Data for processing:

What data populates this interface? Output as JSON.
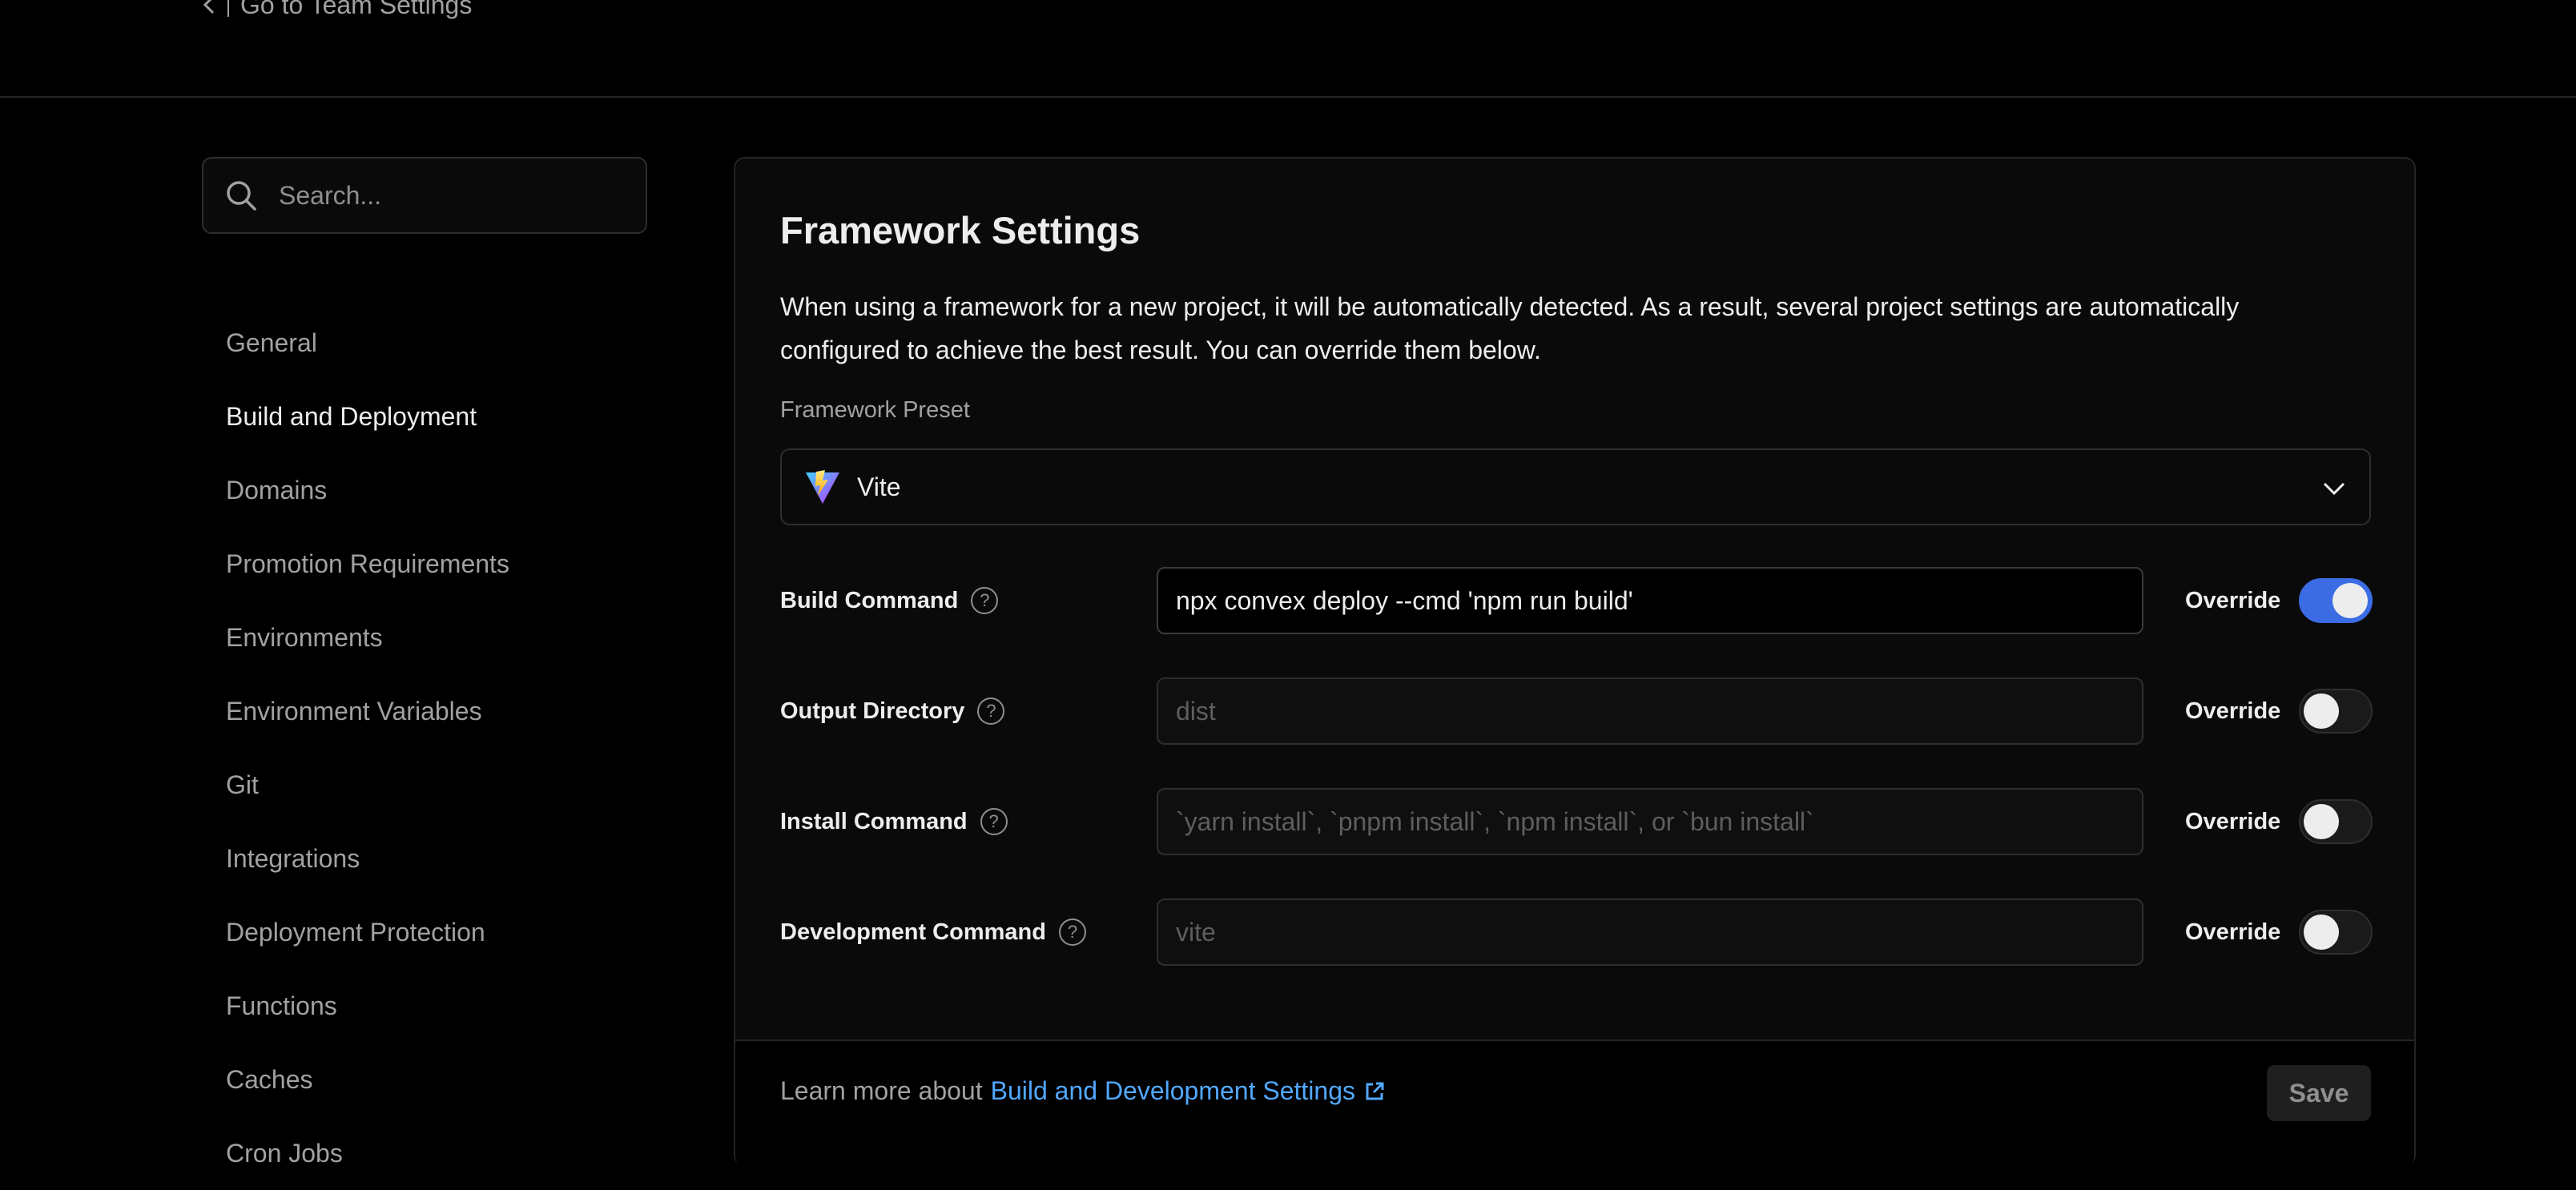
{
  "header": {
    "back_link": "Go to Team Settings"
  },
  "sidebar": {
    "search_placeholder": "Search...",
    "items": [
      {
        "label": "General"
      },
      {
        "label": "Build and Deployment"
      },
      {
        "label": "Domains"
      },
      {
        "label": "Promotion Requirements"
      },
      {
        "label": "Environments"
      },
      {
        "label": "Environment Variables"
      },
      {
        "label": "Git"
      },
      {
        "label": "Integrations"
      },
      {
        "label": "Deployment Protection"
      },
      {
        "label": "Functions"
      },
      {
        "label": "Caches"
      },
      {
        "label": "Cron Jobs"
      }
    ],
    "active_item": "Build and Deployment"
  },
  "framework": {
    "title": "Framework Settings",
    "description": "When using a framework for a new project, it will be automatically detected. As a result, several project settings are automatically configured to achieve the best result. You can override them below.",
    "preset_label": "Framework Preset",
    "preset_value": "Vite",
    "override_label": "Override",
    "fields": [
      {
        "label": "Build Command",
        "value": "npx convex deploy --cmd 'npm run build'",
        "placeholder": "",
        "override": true
      },
      {
        "label": "Output Directory",
        "value": "",
        "placeholder": "dist",
        "override": false
      },
      {
        "label": "Install Command",
        "value": "",
        "placeholder": "`yarn install`, `pnpm install`, `npm install`, or `bun install`",
        "override": false
      },
      {
        "label": "Development Command",
        "value": "",
        "placeholder": "vite",
        "override": false
      }
    ]
  },
  "footer": {
    "learn_more_prefix": "Learn more about",
    "learn_more_link": "Build and Development Settings",
    "save_label": "Save"
  },
  "colors": {
    "accent": "#3b6ce4",
    "link": "#52a8ff",
    "background": "#000000",
    "card": "#0a0a0a"
  }
}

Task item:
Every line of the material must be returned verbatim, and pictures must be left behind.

Reply:
What data populates this interface? Output as JSON.
{
  "header": {
    "back_link": "Go to Team Settings"
  },
  "sidebar": {
    "search_placeholder": "Search...",
    "items": [
      {
        "label": "General"
      },
      {
        "label": "Build and Deployment"
      },
      {
        "label": "Domains"
      },
      {
        "label": "Promotion Requirements"
      },
      {
        "label": "Environments"
      },
      {
        "label": "Environment Variables"
      },
      {
        "label": "Git"
      },
      {
        "label": "Integrations"
      },
      {
        "label": "Deployment Protection"
      },
      {
        "label": "Functions"
      },
      {
        "label": "Caches"
      },
      {
        "label": "Cron Jobs"
      }
    ],
    "active_item": "Build and Deployment"
  },
  "framework": {
    "title": "Framework Settings",
    "description": "When using a framework for a new project, it will be automatically detected. As a result, several project settings are automatically configured to achieve the best result. You can override them below.",
    "preset_label": "Framework Preset",
    "preset_value": "Vite",
    "override_label": "Override",
    "fields": [
      {
        "label": "Build Command",
        "value": "npx convex deploy --cmd 'npm run build'",
        "placeholder": "",
        "override": true
      },
      {
        "label": "Output Directory",
        "value": "",
        "placeholder": "dist",
        "override": false
      },
      {
        "label": "Install Command",
        "value": "",
        "placeholder": "`yarn install`, `pnpm install`, `npm install`, or `bun install`",
        "override": false
      },
      {
        "label": "Development Command",
        "value": "",
        "placeholder": "vite",
        "override": false
      }
    ]
  },
  "footer": {
    "learn_more_prefix": "Learn more about",
    "learn_more_link": "Build and Development Settings",
    "save_label": "Save"
  },
  "colors": {
    "accent": "#3b6ce4",
    "link": "#52a8ff",
    "background": "#000000",
    "card": "#0a0a0a"
  }
}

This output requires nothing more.